3.

We want the following inequality to hold for a constant c when n ≥ n0:

n5 + 5n4 + 10n3 + 10n2 + 5n + 1 ≤ cn5.
Dividing both sides by n5, this is the same as
(n5 + 5n4 + 10n3 + 10n2 + 5n + 1)/n5 ≤ (cn5)/n5.
Simplifying, this is the same as
1 + 5/n + 10/(n2) + 10/(n3) + 5/(n4) + 1/(n5) ≤ c.

The inequality holds when n=1 and c=32 (check).
All terms except 1 on the left side are decreasing functions of n.
Therefore when n ≥ n0 = 1, c = 32, the inequality holds. This completes the proof.

4.

Algorithm (Input: X = (a1, a2, a3,.. an), Output: A = (A1, A2, ..., An)
1. A = X
2. print A
3. for i=2 to n
4. ___ A[i] = A[i-1] + X[i]
5. ___ print A[i]
6. end for
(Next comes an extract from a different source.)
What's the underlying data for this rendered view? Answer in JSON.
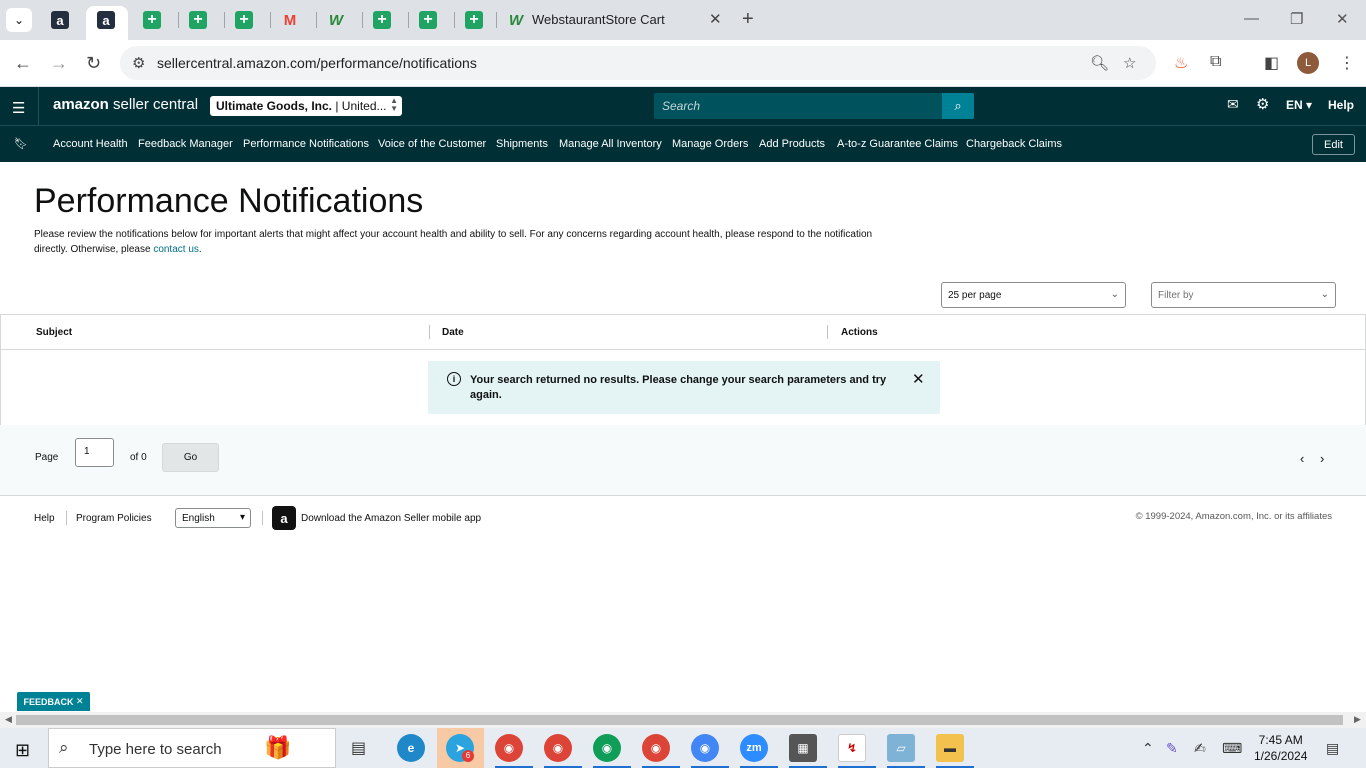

Complexity: The algorithm clearly runs in O(n) time.

Correctness: Clearly, A[i] = a + a + ... + a[i]. (prove by induction on i if you want to be formal).

5.

(tasters) Let n be the number of bottles. Let k = ⌈ log2 n ⌉ and choose k testers, call them 1,2,..,k. There are 2k ≥ n subsets of {1,2,...,k}. For i = 1,2,...,n, pair the i'th bottle with the i'th subset Si of {1,2,...,k}, and have the tasters in that subset taste the i'th bottle.

If the i'th bottle is poisoned, then at the end of the month, exactly those tasters in the set Si will die. This will identify which bottle is poisoned.

(missing number) Here are two algorithms. Let the array be A[1..n-1].

Algorithm 1:

1. Compute T = 1+2+3+...+n and S = A + A + ... + A[n-1]. Then T-S is the missing number.

Algorithm 2:

1. Use the partition procedure from quicksort to reorder the array so that the numbers less than n/2 are in the first half of the array, while the other numbers are in the second half of the array.
2. By counting the numbers in the two halves of the array, determine whether the missing number is less than n/2 or ≥ n/2.
3. Recurse on whichever half of the array the missing number is missing from.

Total time: n + n/2 + n/4 + n/8 + ... = O(n)

Cs141 Home | Cs141 Home | recent changes | Preferences